Questions about the footage of Landrieu rescuing people were pervasive enough that his campaign posted a statement on his Web site stating that an independent video crew happened to be on the scene during the rescue and later offered him the images. His campaign ultimately pulled the spots and replaced them with a message that focused more on his plan for the city's recovery. The flap didn't hurt his standing in the polls, but while he struggled to present a coherent message, Forman went from single digits to 16 percent -- and Couhig established himself as the guy unafraid to tell the truth.
Voters began casting mail-in and absentee ballots last week, and the initial count showed intense voter interest in the race. The likelihood of any candidate getting a majority in Saturday's primary is slim-to-none. The runoff is set for May 20 -- four weeks later.
Mayor, City of New Orleans
Johnny Adriani, 34, Democrat
James Arey, 38, Democrat
F. Nick Bacqué, 25, Independent
Virginia Boulet, 53, Democrat
Elvin D. Brown, 37, Democrat
Manny Chevrolet Bruno, 41, Independent
Kimberly Williamson Butler, 43, Democrat
Robert Couhig, 56, Republican
Roderick Dean, NA, Democrat
Sonja "Lady" DeDais, 41, Democrat
Ron Forman, 58, Democrat
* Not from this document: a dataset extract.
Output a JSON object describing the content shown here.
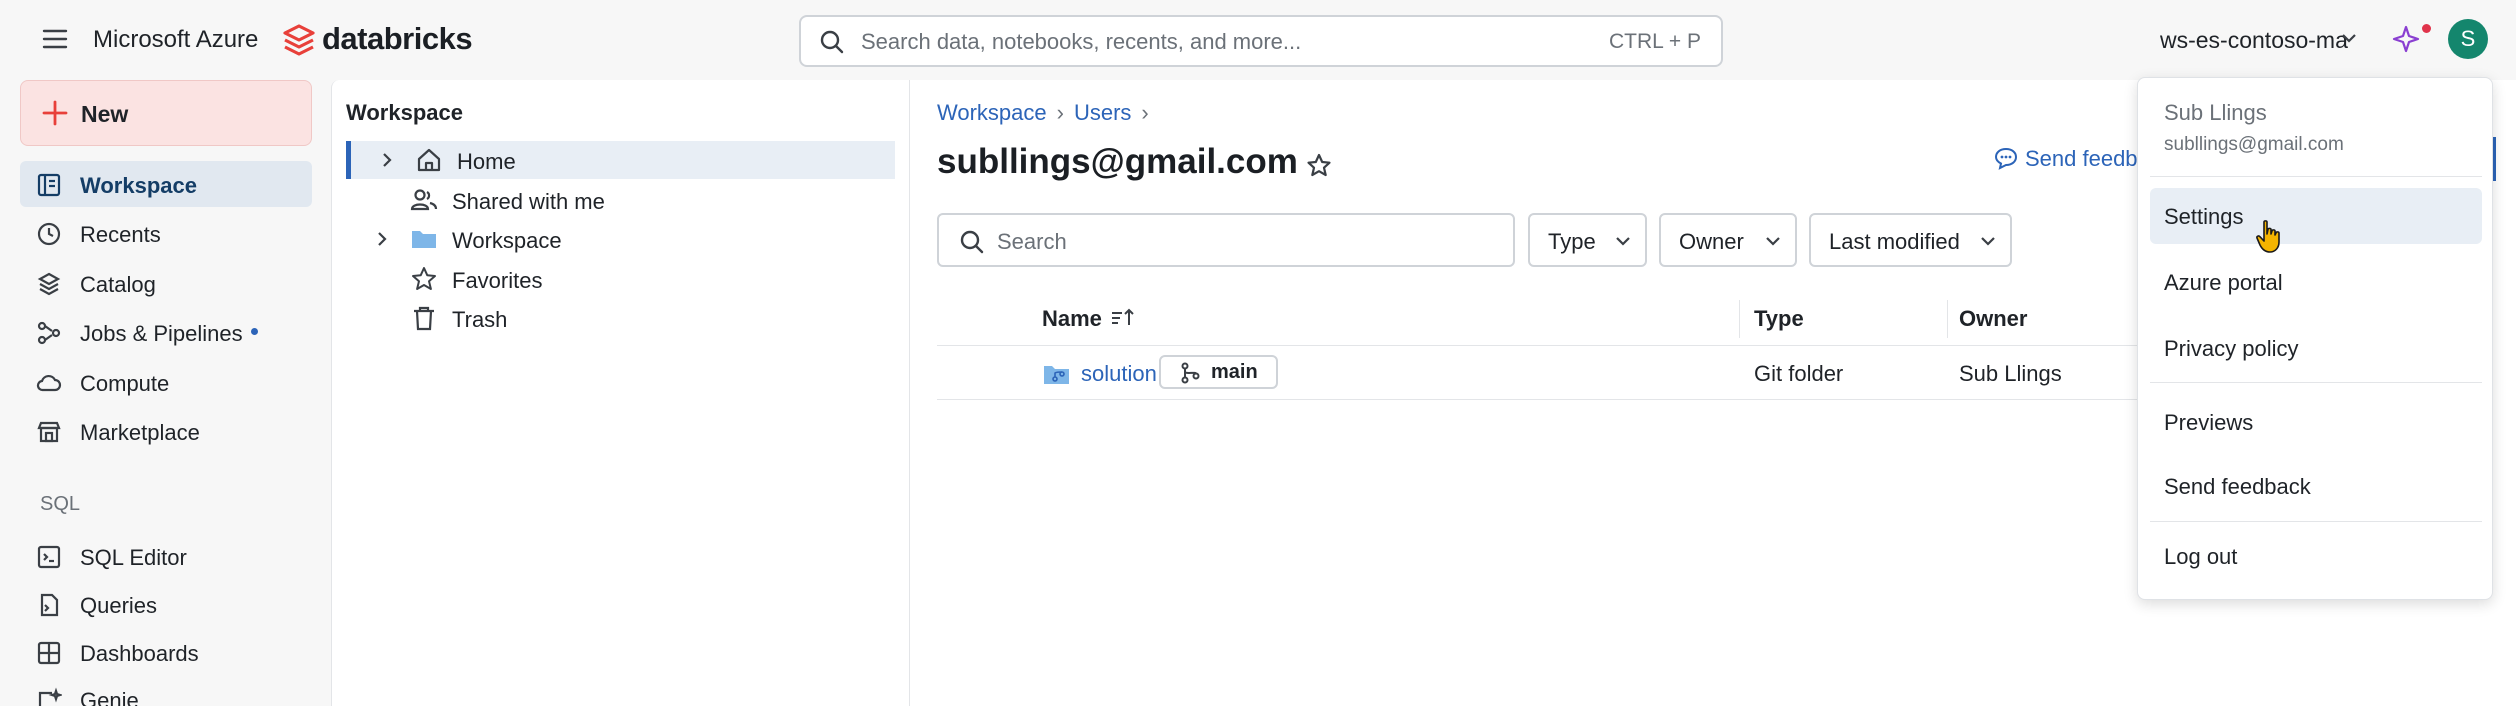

Marie Galatas, 66, Independent
Greta Gladney, 41, Independent
Mitch Landrieu, 43, Democrat
James "Jimmy" Lemann, 47, Democrat
C. Ray Nagin, 49, Democrat
Mac Rahman, 55, Democrat
Norbert P. Rome, 50, Democrat
Jimmie Thorns Jr., 59, Independent
Leo Watermeier, 56, Democrat
Tom Watson, 50, Democrat
Shedrick C. White, 36, Democrat
Peggy Wilson, 68, Republican
- Cheryl Gerber
- A total of 24 candidates initially qualified to run for mayor of New Orleans. More than 20 remain in the race and will appear on Saturday's ballot.
- Cheryl Gerber
- Mayor Ray Nagin
- Cheryl Gerber
- Lt. Gov. Mitch Landrieu
- Cheryl Gerber
- Ron Forman
- Cheryl Gerber
- Rob Couhig
- Cheryl Gerber
- Peggy Wilson
- Cheryl Gerber
- The Rev. Tom Watson
- Cheryl Gerber
- Virginia Boulet